▸ **Problem statement**: Every entry is to be copied exactly as written, and the pictures are to be skipped.
● ● ●
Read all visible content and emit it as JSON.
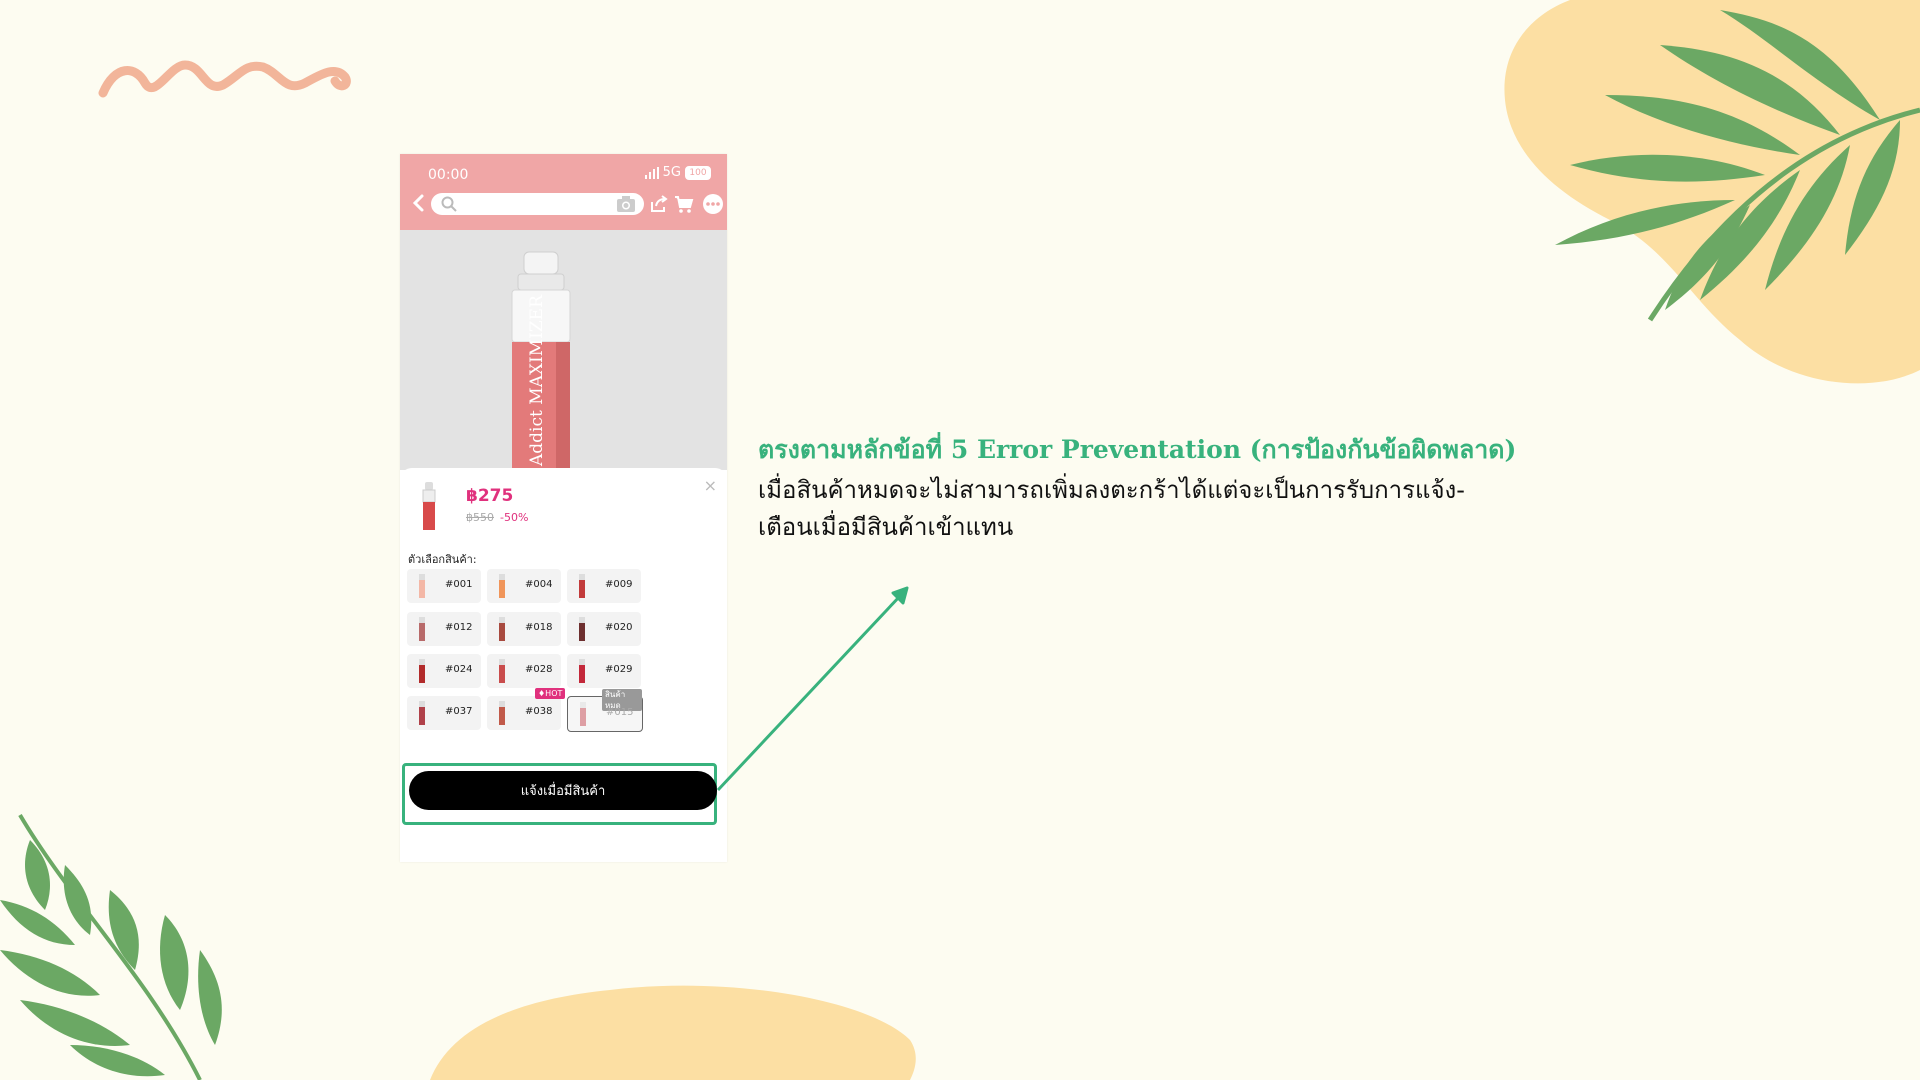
{
  "phone": {
    "status_time": "00:00",
    "network": "5G",
    "battery": "100",
    "icons": {
      "back": "chevron-left-icon",
      "search": "search-icon",
      "camera": "camera-icon",
      "share": "share-icon",
      "cart": "cart-icon",
      "more": "more-icon"
    },
    "product_text": "Addict MAXIMIZER"
  },
  "sheet": {
    "price": "฿275",
    "old_price": "฿550",
    "discount": "-50%",
    "close": "×",
    "options_label": "ตัวเลือกสินค้า:",
    "options": [
      {
        "code": "#001",
        "color": "#f3b7a6"
      },
      {
        "code": "#004",
        "color": "#f0955a"
      },
      {
        "code": "#009",
        "color": "#c23b3b"
      },
      {
        "code": "#012",
        "color": "#b86a6a"
      },
      {
        "code": "#018",
        "color": "#a84a3f"
      },
      {
        "code": "#020",
        "color": "#6d2f2f"
      },
      {
        "code": "#024",
        "color": "#b22b2b"
      },
      {
        "code": "#028",
        "color": "#c94c4c"
      },
      {
        "code": "#029",
        "color": "#c3283a"
      },
      {
        "code": "#037",
        "color": "#b0414a"
      },
      {
        "code": "#038",
        "color": "#c15a4a"
      },
      {
        "code": "#015",
        "color": "#c84a55"
      }
    ],
    "hot_badge": "♦HOT",
    "out_badge": "สินค้าหมด",
    "notify_button": "แจ้งเมื่อมีสินค้า"
  },
  "annotation": {
    "heading": "ตรงตามหลักข้อที่ 5 Error Preventation (การป้องกันข้อผิดพลาด)",
    "line1": "เมื่อสินค้าหมดจะไม่สามารถเพิ่มลงตะกร้าได้แต่จะเป็นการรับการแจ้ง-",
    "line2": "เตือนเมื่อมีสินค้าเข้าแทน"
  },
  "colors": {
    "background": "#fdfcf1",
    "accent_green": "#38b27d",
    "header_pink": "#f0a6a6",
    "price_pink": "#e0317d",
    "leaf_green": "#6ba864",
    "blob_yellow": "#fcdfa3",
    "squiggle": "#f2b59a"
  }
}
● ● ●
▸ **Exercise response**:
Read all visible content and emit it as JSON.
{
  "phone": {
    "status_time": "00:00",
    "network": "5G",
    "battery": "100",
    "icons": {
      "back": "chevron-left-icon",
      "search": "search-icon",
      "camera": "camera-icon",
      "share": "share-icon",
      "cart": "cart-icon",
      "more": "more-icon"
    },
    "product_text": "Addict MAXIMIZER"
  },
  "sheet": {
    "price": "฿275",
    "old_price": "฿550",
    "discount": "-50%",
    "close": "×",
    "options_label": "ตัวเลือกสินค้า:",
    "options": [
      {
        "code": "#001",
        "color": "#f3b7a6"
      },
      {
        "code": "#004",
        "color": "#f0955a"
      },
      {
        "code": "#009",
        "color": "#c23b3b"
      },
      {
        "code": "#012",
        "color": "#b86a6a"
      },
      {
        "code": "#018",
        "color": "#a84a3f"
      },
      {
        "code": "#020",
        "color": "#6d2f2f"
      },
      {
        "code": "#024",
        "color": "#b22b2b"
      },
      {
        "code": "#028",
        "color": "#c94c4c"
      },
      {
        "code": "#029",
        "color": "#c3283a"
      },
      {
        "code": "#037",
        "color": "#b0414a"
      },
      {
        "code": "#038",
        "color": "#c15a4a"
      },
      {
        "code": "#015",
        "color": "#c84a55"
      }
    ],
    "hot_badge": "♦HOT",
    "out_badge": "สินค้าหมด",
    "notify_button": "แจ้งเมื่อมีสินค้า"
  },
  "annotation": {
    "heading": "ตรงตามหลักข้อที่ 5 Error Preventation (การป้องกันข้อผิดพลาด)",
    "line1": "เมื่อสินค้าหมดจะไม่สามารถเพิ่มลงตะกร้าได้แต่จะเป็นการรับการแจ้ง-",
    "line2": "เตือนเมื่อมีสินค้าเข้าแทน"
  },
  "colors": {
    "background": "#fdfcf1",
    "accent_green": "#38b27d",
    "header_pink": "#f0a6a6",
    "price_pink": "#e0317d",
    "leaf_green": "#6ba864",
    "blob_yellow": "#fcdfa3",
    "squiggle": "#f2b59a"
  }
}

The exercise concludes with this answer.